**ASSIGNMENT**
Only an exact copy of the listing below will do.

**SUPPLIED MATERIAL**
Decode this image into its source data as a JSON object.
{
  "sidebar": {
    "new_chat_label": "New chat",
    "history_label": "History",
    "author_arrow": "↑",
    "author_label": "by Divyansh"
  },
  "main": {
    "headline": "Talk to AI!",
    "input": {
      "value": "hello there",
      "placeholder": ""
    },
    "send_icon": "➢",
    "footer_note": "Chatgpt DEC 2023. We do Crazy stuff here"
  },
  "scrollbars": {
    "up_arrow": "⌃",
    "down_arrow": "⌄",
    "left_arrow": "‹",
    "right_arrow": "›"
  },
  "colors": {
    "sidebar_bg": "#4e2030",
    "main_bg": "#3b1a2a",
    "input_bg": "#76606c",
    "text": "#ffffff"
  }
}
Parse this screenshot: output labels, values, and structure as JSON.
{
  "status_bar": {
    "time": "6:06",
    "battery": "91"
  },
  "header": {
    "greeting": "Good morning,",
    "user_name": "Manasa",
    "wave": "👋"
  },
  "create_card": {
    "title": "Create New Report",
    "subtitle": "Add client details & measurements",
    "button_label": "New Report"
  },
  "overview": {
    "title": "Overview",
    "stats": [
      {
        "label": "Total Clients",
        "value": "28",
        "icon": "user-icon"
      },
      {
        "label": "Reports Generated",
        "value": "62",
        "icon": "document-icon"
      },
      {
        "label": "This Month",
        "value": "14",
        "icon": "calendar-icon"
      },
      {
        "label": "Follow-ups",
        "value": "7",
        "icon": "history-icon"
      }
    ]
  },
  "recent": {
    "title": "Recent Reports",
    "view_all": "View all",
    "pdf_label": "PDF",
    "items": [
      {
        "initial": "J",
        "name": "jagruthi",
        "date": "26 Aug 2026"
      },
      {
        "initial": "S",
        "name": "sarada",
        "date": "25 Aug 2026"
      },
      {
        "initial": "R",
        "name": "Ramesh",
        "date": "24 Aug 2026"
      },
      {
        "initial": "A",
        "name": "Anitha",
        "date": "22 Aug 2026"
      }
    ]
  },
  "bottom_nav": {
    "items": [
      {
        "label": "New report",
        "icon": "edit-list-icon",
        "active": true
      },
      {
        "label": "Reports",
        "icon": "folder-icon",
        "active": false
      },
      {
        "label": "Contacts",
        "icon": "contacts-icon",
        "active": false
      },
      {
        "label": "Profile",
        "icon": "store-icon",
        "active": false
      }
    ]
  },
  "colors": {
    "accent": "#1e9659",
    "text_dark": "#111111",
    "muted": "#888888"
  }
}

**RESPONSE TO THIS EXERCISE**
Decode this image into its source data as a JSON object.
{
  "sidebar": {
    "new_chat_label": "New chat",
    "history_label": "History",
    "author_arrow": "↑",
    "author_label": "by Divyansh"
  },
  "main": {
    "headline": "Talk to AI!",
    "input": {
      "value": "hello there",
      "placeholder": ""
    },
    "send_icon": "➢",
    "footer_note": "Chatgpt DEC 2023. We do Crazy stuff here"
  },
  "scrollbars": {
    "up_arrow": "⌃",
    "down_arrow": "⌄",
    "left_arrow": "‹",
    "right_arrow": "›"
  },
  "colors": {
    "sidebar_bg": "#4e2030",
    "main_bg": "#3b1a2a",
    "input_bg": "#76606c",
    "text": "#ffffff"
  }
}
Parse this screenshot: output labels, values, and structure as JSON.
{
  "status_bar": {
    "time": "6:06",
    "battery": "91"
  },
  "header": {
    "greeting": "Good morning,",
    "user_name": "Manasa",
    "wave": "👋"
  },
  "create_card": {
    "title": "Create New Report",
    "subtitle": "Add client details & measurements",
    "button_label": "New Report"
  },
  "overview": {
    "title": "Overview",
    "stats": [
      {
        "label": "Total Clients",
        "value": "28",
        "icon": "user-icon"
      },
      {
        "label": "Reports Generated",
        "value": "62",
        "icon": "document-icon"
      },
      {
        "label": "This Month",
        "value": "14",
        "icon": "calendar-icon"
      },
      {
        "label": "Follow-ups",
        "value": "7",
        "icon": "history-icon"
      }
    ]
  },
  "recent": {
    "title": "Recent Reports",
    "view_all": "View all",
    "pdf_label": "PDF",
    "items": [
      {
        "initial": "J",
        "name": "jagruthi",
        "date": "26 Aug 2026"
      },
      {
        "initial": "S",
        "name": "sarada",
        "date": "25 Aug 2026"
      },
      {
        "initial": "R",
        "name": "Ramesh",
        "date": "24 Aug 2026"
      },
      {
        "initial": "A",
        "name": "Anitha",
        "date": "22 Aug 2026"
      }
    ]
  },
  "bottom_nav": {
    "items": [
      {
        "label": "New report",
        "icon": "edit-list-icon",
        "active": true
      },
      {
        "label": "Reports",
        "icon": "folder-icon",
        "active": false
      },
      {
        "label": "Contacts",
        "icon": "contacts-icon",
        "active": false
      },
      {
        "label": "Profile",
        "icon": "store-icon",
        "active": false
      }
    ]
  },
  "colors": {
    "accent": "#1e9659",
    "text_dark": "#111111",
    "muted": "#888888"
  }
}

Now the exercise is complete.